**Dataset records**

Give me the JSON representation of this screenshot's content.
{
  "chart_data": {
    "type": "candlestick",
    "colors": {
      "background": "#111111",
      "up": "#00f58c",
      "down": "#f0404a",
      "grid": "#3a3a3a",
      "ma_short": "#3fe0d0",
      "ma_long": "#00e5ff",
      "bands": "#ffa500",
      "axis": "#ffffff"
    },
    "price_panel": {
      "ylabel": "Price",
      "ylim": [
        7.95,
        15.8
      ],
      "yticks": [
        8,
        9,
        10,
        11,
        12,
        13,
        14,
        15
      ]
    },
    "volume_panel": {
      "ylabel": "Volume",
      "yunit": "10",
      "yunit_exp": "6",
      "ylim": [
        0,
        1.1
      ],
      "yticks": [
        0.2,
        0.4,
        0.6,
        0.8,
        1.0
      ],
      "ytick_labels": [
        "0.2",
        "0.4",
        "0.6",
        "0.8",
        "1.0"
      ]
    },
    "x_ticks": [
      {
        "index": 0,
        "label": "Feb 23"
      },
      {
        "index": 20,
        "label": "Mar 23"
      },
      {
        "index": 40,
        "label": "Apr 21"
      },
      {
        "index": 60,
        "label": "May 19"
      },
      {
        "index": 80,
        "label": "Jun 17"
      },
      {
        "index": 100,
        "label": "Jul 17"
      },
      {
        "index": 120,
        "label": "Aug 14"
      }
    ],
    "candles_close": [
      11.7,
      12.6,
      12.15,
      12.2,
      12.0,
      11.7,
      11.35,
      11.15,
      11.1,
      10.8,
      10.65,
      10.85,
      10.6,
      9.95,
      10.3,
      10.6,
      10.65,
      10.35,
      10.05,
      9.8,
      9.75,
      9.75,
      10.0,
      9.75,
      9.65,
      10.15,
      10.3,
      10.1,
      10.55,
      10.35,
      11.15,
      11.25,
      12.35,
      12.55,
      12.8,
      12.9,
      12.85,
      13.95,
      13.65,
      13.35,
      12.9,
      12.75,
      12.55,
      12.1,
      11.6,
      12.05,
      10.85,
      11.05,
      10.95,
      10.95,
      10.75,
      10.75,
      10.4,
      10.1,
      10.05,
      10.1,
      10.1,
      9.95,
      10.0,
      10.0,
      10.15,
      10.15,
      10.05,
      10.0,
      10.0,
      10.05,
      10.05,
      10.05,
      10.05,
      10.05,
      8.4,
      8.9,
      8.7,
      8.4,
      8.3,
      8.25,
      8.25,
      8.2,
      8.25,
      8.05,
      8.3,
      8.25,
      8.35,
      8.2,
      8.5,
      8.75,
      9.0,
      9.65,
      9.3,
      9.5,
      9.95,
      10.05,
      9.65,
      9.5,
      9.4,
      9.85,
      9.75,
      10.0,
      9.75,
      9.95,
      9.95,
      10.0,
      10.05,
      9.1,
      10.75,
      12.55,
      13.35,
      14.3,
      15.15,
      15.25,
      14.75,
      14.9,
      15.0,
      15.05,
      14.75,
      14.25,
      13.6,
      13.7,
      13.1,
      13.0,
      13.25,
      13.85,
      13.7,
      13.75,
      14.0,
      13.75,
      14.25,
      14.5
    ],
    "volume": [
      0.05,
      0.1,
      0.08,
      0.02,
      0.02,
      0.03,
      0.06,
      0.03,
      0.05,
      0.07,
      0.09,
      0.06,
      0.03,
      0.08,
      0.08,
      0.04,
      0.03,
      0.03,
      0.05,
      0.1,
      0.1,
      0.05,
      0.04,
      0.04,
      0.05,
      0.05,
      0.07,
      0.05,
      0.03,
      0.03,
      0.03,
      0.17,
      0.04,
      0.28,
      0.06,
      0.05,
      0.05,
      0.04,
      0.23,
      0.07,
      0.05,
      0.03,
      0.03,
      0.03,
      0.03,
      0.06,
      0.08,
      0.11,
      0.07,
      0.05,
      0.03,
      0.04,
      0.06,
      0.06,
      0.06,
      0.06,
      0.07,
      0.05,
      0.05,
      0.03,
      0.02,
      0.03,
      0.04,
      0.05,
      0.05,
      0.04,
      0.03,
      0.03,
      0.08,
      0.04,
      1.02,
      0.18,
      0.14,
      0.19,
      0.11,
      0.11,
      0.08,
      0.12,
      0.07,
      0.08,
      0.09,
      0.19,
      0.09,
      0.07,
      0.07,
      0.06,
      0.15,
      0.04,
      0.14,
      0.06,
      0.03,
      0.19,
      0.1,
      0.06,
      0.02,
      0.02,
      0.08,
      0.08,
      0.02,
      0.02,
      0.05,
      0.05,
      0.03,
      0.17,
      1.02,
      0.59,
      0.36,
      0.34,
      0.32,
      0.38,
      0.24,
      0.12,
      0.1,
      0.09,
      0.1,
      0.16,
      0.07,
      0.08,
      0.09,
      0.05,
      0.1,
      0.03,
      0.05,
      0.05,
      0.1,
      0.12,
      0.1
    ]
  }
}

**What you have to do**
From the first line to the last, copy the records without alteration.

**Reply**
Give me the JSON representation of this screenshot's content.
{
  "chart_data": {
    "type": "candlestick",
    "colors": {
      "background": "#111111",
      "up": "#00f58c",
      "down": "#f0404a",
      "grid": "#3a3a3a",
      "ma_short": "#3fe0d0",
      "ma_long": "#00e5ff",
      "bands": "#ffa500",
      "axis": "#ffffff"
    },
    "price_panel": {
      "ylabel": "Price",
      "ylim": [
        7.95,
        15.8
      ],
      "yticks": [
        8,
        9,
        10,
        11,
        12,
        13,
        14,
        15
      ]
    },
    "volume_panel": {
      "ylabel": "Volume",
      "yunit": "10",
      "yunit_exp": "6",
      "ylim": [
        0,
        1.1
      ],
      "yticks": [
        0.2,
        0.4,
        0.6,
        0.8,
        1.0
      ],
      "ytick_labels": [
        "0.2",
        "0.4",
        "0.6",
        "0.8",
        "1.0"
      ]
    },
    "x_ticks": [
      {
        "index": 0,
        "label": "Feb 23"
      },
      {
        "index": 20,
        "label": "Mar 23"
      },
      {
        "index": 40,
        "label": "Apr 21"
      },
      {
        "index": 60,
        "label": "May 19"
      },
      {
        "index": 80,
        "label": "Jun 17"
      },
      {
        "index": 100,
        "label": "Jul 17"
      },
      {
        "index": 120,
        "label": "Aug 14"
      }
    ],
    "candles_close": [
      11.7,
      12.6,
      12.15,
      12.2,
      12.0,
      11.7,
      11.35,
      11.15,
      11.1,
      10.8,
      10.65,
      10.85,
      10.6,
      9.95,
      10.3,
      10.6,
      10.65,
      10.35,
      10.05,
      9.8,
      9.75,
      9.75,
      10.0,
      9.75,
      9.65,
      10.15,
      10.3,
      10.1,
      10.55,
      10.35,
      11.15,
      11.25,
      12.35,
      12.55,
      12.8,
      12.9,
      12.85,
      13.95,
      13.65,
      13.35,
      12.9,
      12.75,
      12.55,
      12.1,
      11.6,
      12.05,
      10.85,
      11.05,
      10.95,
      10.95,
      10.75,
      10.75,
      10.4,
      10.1,
      10.05,
      10.1,
      10.1,
      9.95,
      10.0,
      10.0,
      10.15,
      10.15,
      10.05,
      10.0,
      10.0,
      10.05,
      10.05,
      10.05,
      10.05,
      10.05,
      8.4,
      8.9,
      8.7,
      8.4,
      8.3,
      8.25,
      8.25,
      8.2,
      8.25,
      8.05,
      8.3,
      8.25,
      8.35,
      8.2,
      8.5,
      8.75,
      9.0,
      9.65,
      9.3,
      9.5,
      9.95,
      10.05,
      9.65,
      9.5,
      9.4,
      9.85,
      9.75,
      10.0,
      9.75,
      9.95,
      9.95,
      10.0,
      10.05,
      9.1,
      10.75,
      12.55,
      13.35,
      14.3,
      15.15,
      15.25,
      14.75,
      14.9,
      15.0,
      15.05,
      14.75,
      14.25,
      13.6,
      13.7,
      13.1,
      13.0,
      13.25,
      13.85,
      13.7,
      13.75,
      14.0,
      13.75,
      14.25,
      14.5
    ],
    "volume": [
      0.05,
      0.1,
      0.08,
      0.02,
      0.02,
      0.03,
      0.06,
      0.03,
      0.05,
      0.07,
      0.09,
      0.06,
      0.03,
      0.08,
      0.08,
      0.04,
      0.03,
      0.03,
      0.05,
      0.1,
      0.1,
      0.05,
      0.04,
      0.04,
      0.05,
      0.05,
      0.07,
      0.05,
      0.03,
      0.03,
      0.03,
      0.17,
      0.04,
      0.28,
      0.06,
      0.05,
      0.05,
      0.04,
      0.23,
      0.07,
      0.05,
      0.03,
      0.03,
      0.03,
      0.03,
      0.06,
      0.08,
      0.11,
      0.07,
      0.05,
      0.03,
      0.04,
      0.06,
      0.06,
      0.06,
      0.06,
      0.07,
      0.05,
      0.05,
      0.03,
      0.02,
      0.03,
      0.04,
      0.05,
      0.05,
      0.04,
      0.03,
      0.03,
      0.08,
      0.04,
      1.02,
      0.18,
      0.14,
      0.19,
      0.11,
      0.11,
      0.08,
      0.12,
      0.07,
      0.08,
      0.09,
      0.19,
      0.09,
      0.07,
      0.07,
      0.06,
      0.15,
      0.04,
      0.14,
      0.06,
      0.03,
      0.19,
      0.1,
      0.06,
      0.02,
      0.02,
      0.08,
      0.08,
      0.02,
      0.02,
      0.05,
      0.05,
      0.03,
      0.17,
      1.02,
      0.59,
      0.36,
      0.34,
      0.32,
      0.38,
      0.24,
      0.12,
      0.1,
      0.09,
      0.1,
      0.16,
      0.07,
      0.08,
      0.09,
      0.05,
      0.1,
      0.03,
      0.05,
      0.05,
      0.1,
      0.12,
      0.1
    ]
  }
}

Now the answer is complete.